Instructions for the task:
Select from the records below every line that has the word "checkmark" in it.

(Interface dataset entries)
= = =

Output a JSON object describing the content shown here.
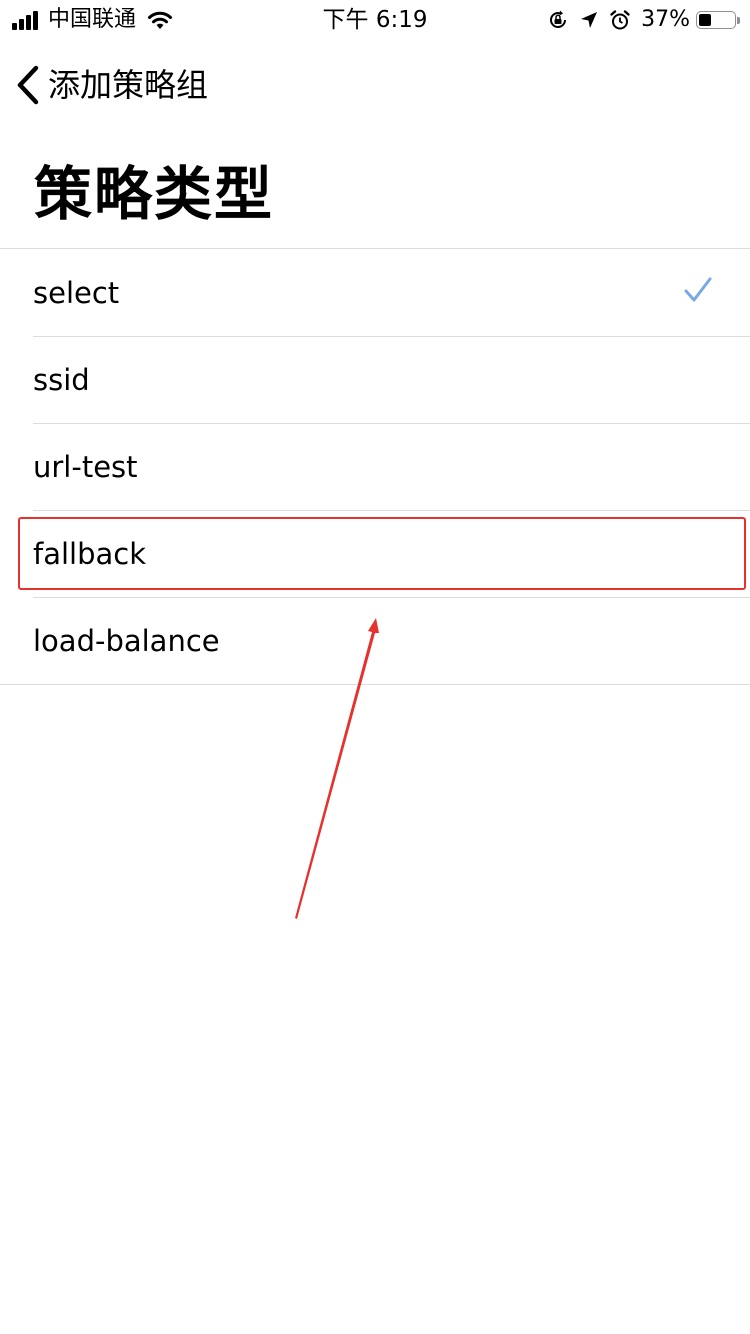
{
  "status_bar": {
    "carrier": "中国联通",
    "time": "下午 6:19",
    "battery_percent": "37%",
    "battery_level": 0.37
  },
  "nav": {
    "back_label": "添加策略组"
  },
  "page": {
    "title": "策略类型"
  },
  "policy_types": [
    {
      "label": "select",
      "selected": true
    },
    {
      "label": "ssid",
      "selected": false
    },
    {
      "label": "url-test",
      "selected": false
    },
    {
      "label": "fallback",
      "selected": false
    },
    {
      "label": "load-balance",
      "selected": false
    }
  ],
  "colors": {
    "checkmark": "#7aa7e6",
    "annotation": "#e5322d",
    "separator": "#dcdcdf"
  },
  "icons": {
    "signal": "signal-bars-icon",
    "wifi": "wifi-icon",
    "orientation_lock": "orientation-lock-icon",
    "location": "location-arrow-icon",
    "alarm": "alarm-clock-icon",
    "back": "chevron-left-icon",
    "check": "checkmark-icon"
  }
}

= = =

Finished task:
    "checkmark": "#7aa7e6",
    "check": "checkmark-icon"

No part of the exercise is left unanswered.